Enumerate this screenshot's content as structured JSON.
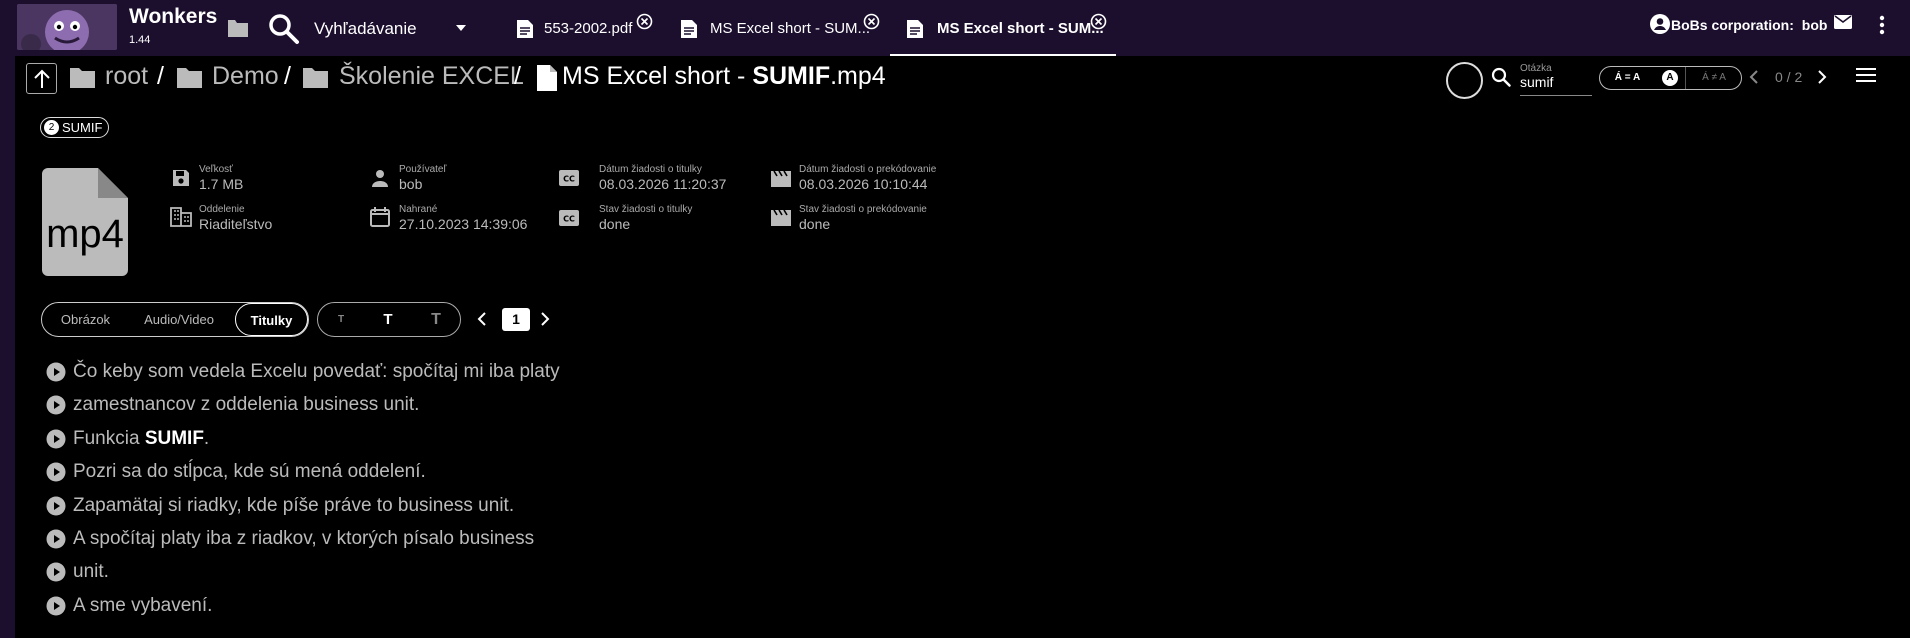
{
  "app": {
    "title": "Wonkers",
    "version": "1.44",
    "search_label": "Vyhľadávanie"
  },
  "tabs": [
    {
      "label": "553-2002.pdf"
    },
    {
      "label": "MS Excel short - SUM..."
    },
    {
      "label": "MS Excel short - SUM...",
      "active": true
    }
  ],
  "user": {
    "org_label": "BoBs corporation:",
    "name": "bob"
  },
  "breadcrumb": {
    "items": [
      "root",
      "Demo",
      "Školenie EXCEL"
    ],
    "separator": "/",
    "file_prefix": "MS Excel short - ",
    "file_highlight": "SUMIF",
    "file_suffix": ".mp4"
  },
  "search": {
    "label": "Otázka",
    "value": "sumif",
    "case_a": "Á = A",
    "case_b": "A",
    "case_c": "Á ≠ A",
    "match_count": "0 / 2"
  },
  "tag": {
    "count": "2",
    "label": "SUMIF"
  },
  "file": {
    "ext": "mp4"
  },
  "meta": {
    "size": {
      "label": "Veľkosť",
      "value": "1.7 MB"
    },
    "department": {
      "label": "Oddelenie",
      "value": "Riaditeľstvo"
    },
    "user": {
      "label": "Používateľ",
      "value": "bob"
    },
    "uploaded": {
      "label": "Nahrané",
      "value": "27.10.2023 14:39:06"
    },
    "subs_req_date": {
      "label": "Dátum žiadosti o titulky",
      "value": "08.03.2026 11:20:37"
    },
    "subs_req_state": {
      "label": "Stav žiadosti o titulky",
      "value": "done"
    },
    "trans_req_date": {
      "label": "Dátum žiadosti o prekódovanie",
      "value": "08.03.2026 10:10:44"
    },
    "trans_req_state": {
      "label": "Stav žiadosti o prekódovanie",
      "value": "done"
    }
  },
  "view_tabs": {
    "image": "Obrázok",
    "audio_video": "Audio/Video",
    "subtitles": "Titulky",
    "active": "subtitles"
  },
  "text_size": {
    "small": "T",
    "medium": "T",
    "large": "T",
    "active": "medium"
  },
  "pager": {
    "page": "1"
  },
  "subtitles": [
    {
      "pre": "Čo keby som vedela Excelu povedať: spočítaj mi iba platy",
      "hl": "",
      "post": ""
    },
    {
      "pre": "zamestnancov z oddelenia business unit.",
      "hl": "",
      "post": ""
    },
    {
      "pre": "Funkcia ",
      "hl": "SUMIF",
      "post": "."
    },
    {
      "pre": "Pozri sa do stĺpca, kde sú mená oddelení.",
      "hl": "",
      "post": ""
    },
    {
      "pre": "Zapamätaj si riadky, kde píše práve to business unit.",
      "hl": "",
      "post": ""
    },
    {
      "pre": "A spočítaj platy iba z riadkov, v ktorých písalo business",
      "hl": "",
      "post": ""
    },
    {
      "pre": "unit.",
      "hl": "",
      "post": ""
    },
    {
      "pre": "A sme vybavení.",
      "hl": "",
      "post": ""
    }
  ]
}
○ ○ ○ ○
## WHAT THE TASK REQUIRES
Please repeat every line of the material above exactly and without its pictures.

## SOLUTION TO THE EXERCISE
Enumerate this screenshot's content as structured JSON.
{
  "app": {
    "title": "Wonkers",
    "version": "1.44",
    "search_label": "Vyhľadávanie"
  },
  "tabs": [
    {
      "label": "553-2002.pdf"
    },
    {
      "label": "MS Excel short - SUM..."
    },
    {
      "label": "MS Excel short - SUM...",
      "active": true
    }
  ],
  "user": {
    "org_label": "BoBs corporation:",
    "name": "bob"
  },
  "breadcrumb": {
    "items": [
      "root",
      "Demo",
      "Školenie EXCEL"
    ],
    "separator": "/",
    "file_prefix": "MS Excel short - ",
    "file_highlight": "SUMIF",
    "file_suffix": ".mp4"
  },
  "search": {
    "label": "Otázka",
    "value": "sumif",
    "case_a": "Á = A",
    "case_b": "A",
    "case_c": "Á ≠ A",
    "match_count": "0 / 2"
  },
  "tag": {
    "count": "2",
    "label": "SUMIF"
  },
  "file": {
    "ext": "mp4"
  },
  "meta": {
    "size": {
      "label": "Veľkosť",
      "value": "1.7 MB"
    },
    "department": {
      "label": "Oddelenie",
      "value": "Riaditeľstvo"
    },
    "user": {
      "label": "Používateľ",
      "value": "bob"
    },
    "uploaded": {
      "label": "Nahrané",
      "value": "27.10.2023 14:39:06"
    },
    "subs_req_date": {
      "label": "Dátum žiadosti o titulky",
      "value": "08.03.2026 11:20:37"
    },
    "subs_req_state": {
      "label": "Stav žiadosti o titulky",
      "value": "done"
    },
    "trans_req_date": {
      "label": "Dátum žiadosti o prekódovanie",
      "value": "08.03.2026 10:10:44"
    },
    "trans_req_state": {
      "label": "Stav žiadosti o prekódovanie",
      "value": "done"
    }
  },
  "view_tabs": {
    "image": "Obrázok",
    "audio_video": "Audio/Video",
    "subtitles": "Titulky",
    "active": "subtitles"
  },
  "text_size": {
    "small": "T",
    "medium": "T",
    "large": "T",
    "active": "medium"
  },
  "pager": {
    "page": "1"
  },
  "subtitles": [
    {
      "pre": "Čo keby som vedela Excelu povedať: spočítaj mi iba platy",
      "hl": "",
      "post": ""
    },
    {
      "pre": "zamestnancov z oddelenia business unit.",
      "hl": "",
      "post": ""
    },
    {
      "pre": "Funkcia ",
      "hl": "SUMIF",
      "post": "."
    },
    {
      "pre": "Pozri sa do stĺpca, kde sú mená oddelení.",
      "hl": "",
      "post": ""
    },
    {
      "pre": "Zapamätaj si riadky, kde píše práve to business unit.",
      "hl": "",
      "post": ""
    },
    {
      "pre": "A spočítaj platy iba z riadkov, v ktorých písalo business",
      "hl": "",
      "post": ""
    },
    {
      "pre": "unit.",
      "hl": "",
      "post": ""
    },
    {
      "pre": "A sme vybavení.",
      "hl": "",
      "post": ""
    }
  ]
}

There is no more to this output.